----- Data to examine
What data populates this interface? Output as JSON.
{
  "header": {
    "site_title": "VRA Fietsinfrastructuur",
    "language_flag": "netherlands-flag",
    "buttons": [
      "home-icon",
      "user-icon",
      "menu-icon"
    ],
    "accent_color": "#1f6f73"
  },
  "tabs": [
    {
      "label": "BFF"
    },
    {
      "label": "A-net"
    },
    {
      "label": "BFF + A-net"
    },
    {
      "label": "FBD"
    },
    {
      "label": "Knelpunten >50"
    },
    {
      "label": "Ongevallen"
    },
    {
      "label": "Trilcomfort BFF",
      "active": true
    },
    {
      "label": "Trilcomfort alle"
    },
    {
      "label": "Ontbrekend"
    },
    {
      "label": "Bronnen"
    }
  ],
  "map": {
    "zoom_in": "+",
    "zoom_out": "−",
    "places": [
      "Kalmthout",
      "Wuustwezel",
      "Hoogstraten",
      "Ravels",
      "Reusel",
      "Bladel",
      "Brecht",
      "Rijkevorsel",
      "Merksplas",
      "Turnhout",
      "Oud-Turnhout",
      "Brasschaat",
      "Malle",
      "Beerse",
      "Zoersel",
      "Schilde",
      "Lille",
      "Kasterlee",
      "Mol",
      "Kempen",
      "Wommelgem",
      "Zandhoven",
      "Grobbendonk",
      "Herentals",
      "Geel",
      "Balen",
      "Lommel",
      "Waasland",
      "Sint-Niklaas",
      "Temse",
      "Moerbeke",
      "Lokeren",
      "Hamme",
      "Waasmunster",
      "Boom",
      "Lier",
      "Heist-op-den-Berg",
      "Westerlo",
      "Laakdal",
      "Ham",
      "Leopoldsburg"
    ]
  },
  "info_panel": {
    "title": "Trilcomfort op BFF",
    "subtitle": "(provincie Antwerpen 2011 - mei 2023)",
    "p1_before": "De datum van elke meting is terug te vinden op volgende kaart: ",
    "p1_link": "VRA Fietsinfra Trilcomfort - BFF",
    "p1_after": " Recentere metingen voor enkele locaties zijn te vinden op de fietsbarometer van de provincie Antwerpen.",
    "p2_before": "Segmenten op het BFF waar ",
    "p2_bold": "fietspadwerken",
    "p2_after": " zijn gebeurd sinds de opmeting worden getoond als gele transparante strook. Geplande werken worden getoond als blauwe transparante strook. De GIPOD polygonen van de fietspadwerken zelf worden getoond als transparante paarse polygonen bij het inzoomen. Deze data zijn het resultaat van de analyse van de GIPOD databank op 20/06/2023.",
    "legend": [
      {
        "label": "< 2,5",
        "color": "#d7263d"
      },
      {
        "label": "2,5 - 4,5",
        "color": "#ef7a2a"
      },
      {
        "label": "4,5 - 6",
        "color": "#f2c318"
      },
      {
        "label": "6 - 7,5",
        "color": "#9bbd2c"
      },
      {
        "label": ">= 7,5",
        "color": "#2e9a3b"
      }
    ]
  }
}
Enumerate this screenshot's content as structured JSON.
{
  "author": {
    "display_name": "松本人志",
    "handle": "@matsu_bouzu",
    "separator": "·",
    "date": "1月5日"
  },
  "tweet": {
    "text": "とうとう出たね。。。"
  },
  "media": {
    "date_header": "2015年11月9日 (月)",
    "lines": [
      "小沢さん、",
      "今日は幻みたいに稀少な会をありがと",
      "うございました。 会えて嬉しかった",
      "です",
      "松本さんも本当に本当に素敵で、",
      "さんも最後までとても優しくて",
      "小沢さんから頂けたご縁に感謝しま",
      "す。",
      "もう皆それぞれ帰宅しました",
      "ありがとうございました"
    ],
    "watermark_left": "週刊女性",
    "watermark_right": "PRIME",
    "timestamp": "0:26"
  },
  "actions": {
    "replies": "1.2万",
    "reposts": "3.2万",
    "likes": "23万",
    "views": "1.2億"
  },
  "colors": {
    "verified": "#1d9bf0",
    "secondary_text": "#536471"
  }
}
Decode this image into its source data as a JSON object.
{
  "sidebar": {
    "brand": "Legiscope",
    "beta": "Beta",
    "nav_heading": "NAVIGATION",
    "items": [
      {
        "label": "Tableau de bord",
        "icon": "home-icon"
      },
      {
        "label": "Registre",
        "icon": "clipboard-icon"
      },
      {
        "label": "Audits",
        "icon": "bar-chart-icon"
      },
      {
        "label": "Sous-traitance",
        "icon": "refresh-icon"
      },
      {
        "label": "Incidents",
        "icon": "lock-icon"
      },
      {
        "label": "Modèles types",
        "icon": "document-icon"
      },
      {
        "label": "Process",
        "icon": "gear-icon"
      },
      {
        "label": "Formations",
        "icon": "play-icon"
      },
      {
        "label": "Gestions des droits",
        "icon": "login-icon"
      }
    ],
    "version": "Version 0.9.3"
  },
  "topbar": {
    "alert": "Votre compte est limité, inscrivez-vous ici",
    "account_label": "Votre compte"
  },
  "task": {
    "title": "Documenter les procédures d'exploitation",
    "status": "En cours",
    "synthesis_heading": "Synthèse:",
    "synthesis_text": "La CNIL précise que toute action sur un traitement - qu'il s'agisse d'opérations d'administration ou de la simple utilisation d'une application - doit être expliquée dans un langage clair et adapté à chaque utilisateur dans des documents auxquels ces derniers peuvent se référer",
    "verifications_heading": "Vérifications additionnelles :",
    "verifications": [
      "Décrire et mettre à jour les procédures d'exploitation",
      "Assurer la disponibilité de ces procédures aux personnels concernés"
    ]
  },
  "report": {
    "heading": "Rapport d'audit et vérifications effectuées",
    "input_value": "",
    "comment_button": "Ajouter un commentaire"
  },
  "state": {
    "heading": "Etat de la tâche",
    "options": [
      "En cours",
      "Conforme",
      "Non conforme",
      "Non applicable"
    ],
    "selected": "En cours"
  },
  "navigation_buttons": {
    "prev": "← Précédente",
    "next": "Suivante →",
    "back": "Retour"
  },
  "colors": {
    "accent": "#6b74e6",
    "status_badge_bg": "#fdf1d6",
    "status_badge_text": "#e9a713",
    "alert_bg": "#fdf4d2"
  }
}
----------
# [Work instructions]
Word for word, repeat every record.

# [Task solution]
What data populates this interface? Output as JSON.
{
  "header": {
    "site_title": "VRA Fietsinfrastructuur",
    "language_flag": "netherlands-flag",
    "buttons": [
      "home-icon",
      "user-icon",
      "menu-icon"
    ],
    "accent_color": "#1f6f73"
  },
  "tabs": [
    {
      "label": "BFF"
    },
    {
      "label": "A-net"
    },
    {
      "label": "BFF + A-net"
    },
    {
      "label": "FBD"
    },
    {
      "label": "Knelpunten >50"
    },
    {
      "label": "Ongevallen"
    },
    {
      "label": "Trilcomfort BFF",
      "active": true
    },
    {
      "label": "Trilcomfort alle"
    },
    {
      "label": "Ontbrekend"
    },
    {
      "label": "Bronnen"
    }
  ],
  "map": {
    "zoom_in": "+",
    "zoom_out": "−",
    "places": [
      "Kalmthout",
      "Wuustwezel",
      "Hoogstraten",
      "Ravels",
      "Reusel",
      "Bladel",
      "Brecht",
      "Rijkevorsel",
      "Merksplas",
      "Turnhout",
      "Oud-Turnhout",
      "Brasschaat",
      "Malle",
      "Beerse",
      "Zoersel",
      "Schilde",
      "Lille",
      "Kasterlee",
      "Mol",
      "Kempen",
      "Wommelgem",
      "Zandhoven",
      "Grobbendonk",
      "Herentals",
      "Geel",
      "Balen",
      "Lommel",
      "Waasland",
      "Sint-Niklaas",
      "Temse",
      "Moerbeke",
      "Lokeren",
      "Hamme",
      "Waasmunster",
      "Boom",
      "Lier",
      "Heist-op-den-Berg",
      "Westerlo",
      "Laakdal",
      "Ham",
      "Leopoldsburg"
    ]
  },
  "info_panel": {
    "title": "Trilcomfort op BFF",
    "subtitle": "(provincie Antwerpen 2011 - mei 2023)",
    "p1_before": "De datum van elke meting is terug te vinden op volgende kaart: ",
    "p1_link": "VRA Fietsinfra Trilcomfort - BFF",
    "p1_after": " Recentere metingen voor enkele locaties zijn te vinden op de fietsbarometer van de provincie Antwerpen.",
    "p2_before": "Segmenten op het BFF waar ",
    "p2_bold": "fietspadwerken",
    "p2_after": " zijn gebeurd sinds de opmeting worden getoond als gele transparante strook. Geplande werken worden getoond als blauwe transparante strook. De GIPOD polygonen van de fietspadwerken zelf worden getoond als transparante paarse polygonen bij het inzoomen. Deze data zijn het resultaat van de analyse van de GIPOD databank op 20/06/2023.",
    "legend": [
      {
        "label": "< 2,5",
        "color": "#d7263d"
      },
      {
        "label": "2,5 - 4,5",
        "color": "#ef7a2a"
      },
      {
        "label": "4,5 - 6",
        "color": "#f2c318"
      },
      {
        "label": "6 - 7,5",
        "color": "#9bbd2c"
      },
      {
        "label": ">= 7,5",
        "color": "#2e9a3b"
      }
    ]
  }
}
Enumerate this screenshot's content as structured JSON.
{
  "author": {
    "display_name": "松本人志",
    "handle": "@matsu_bouzu",
    "separator": "·",
    "date": "1月5日"
  },
  "tweet": {
    "text": "とうとう出たね。。。"
  },
  "media": {
    "date_header": "2015年11月9日 (月)",
    "lines": [
      "小沢さん、",
      "今日は幻みたいに稀少な会をありがと",
      "うございました。 会えて嬉しかった",
      "です",
      "松本さんも本当に本当に素敵で、",
      "さんも最後までとても優しくて",
      "小沢さんから頂けたご縁に感謝しま",
      "す。",
      "もう皆それぞれ帰宅しました",
      "ありがとうございました"
    ],
    "watermark_left": "週刊女性",
    "watermark_right": "PRIME",
    "timestamp": "0:26"
  },
  "actions": {
    "replies": "1.2万",
    "reposts": "3.2万",
    "likes": "23万",
    "views": "1.2億"
  },
  "colors": {
    "verified": "#1d9bf0",
    "secondary_text": "#536471"
  }
}
Decode this image into its source data as a JSON object.
{
  "sidebar": {
    "brand": "Legiscope",
    "beta": "Beta",
    "nav_heading": "NAVIGATION",
    "items": [
      {
        "label": "Tableau de bord",
        "icon": "home-icon"
      },
      {
        "label": "Registre",
        "icon": "clipboard-icon"
      },
      {
        "label": "Audits",
        "icon": "bar-chart-icon"
      },
      {
        "label": "Sous-traitance",
        "icon": "refresh-icon"
      },
      {
        "label": "Incidents",
        "icon": "lock-icon"
      },
      {
        "label": "Modèles types",
        "icon": "document-icon"
      },
      {
        "label": "Process",
        "icon": "gear-icon"
      },
      {
        "label": "Formations",
        "icon": "play-icon"
      },
      {
        "label": "Gestions des droits",
        "icon": "login-icon"
      }
    ],
    "version": "Version 0.9.3"
  },
  "topbar": {
    "alert": "Votre compte est limité, inscrivez-vous ici",
    "account_label": "Votre compte"
  },
  "task": {
    "title": "Documenter les procédures d'exploitation",
    "status": "En cours",
    "synthesis_heading": "Synthèse:",
    "synthesis_text": "La CNIL précise que toute action sur un traitement - qu'il s'agisse d'opérations d'administration ou de la simple utilisation d'une application - doit être expliquée dans un langage clair et adapté à chaque utilisateur dans des documents auxquels ces derniers peuvent se référer",
    "verifications_heading": "Vérifications additionnelles :",
    "verifications": [
      "Décrire et mettre à jour les procédures d'exploitation",
      "Assurer la disponibilité de ces procédures aux personnels concernés"
    ]
  },
  "report": {
    "heading": "Rapport d'audit et vérifications effectuées",
    "input_value": "",
    "comment_button": "Ajouter un commentaire"
  },
  "state": {
    "heading": "Etat de la tâche",
    "options": [
      "En cours",
      "Conforme",
      "Non conforme",
      "Non applicable"
    ],
    "selected": "En cours"
  },
  "navigation_buttons": {
    "prev": "← Précédente",
    "next": "Suivante →",
    "back": "Retour"
  },
  "colors": {
    "accent": "#6b74e6",
    "status_badge_bg": "#fdf1d6",
    "status_badge_text": "#e9a713",
    "alert_bg": "#fdf4d2"
  }
}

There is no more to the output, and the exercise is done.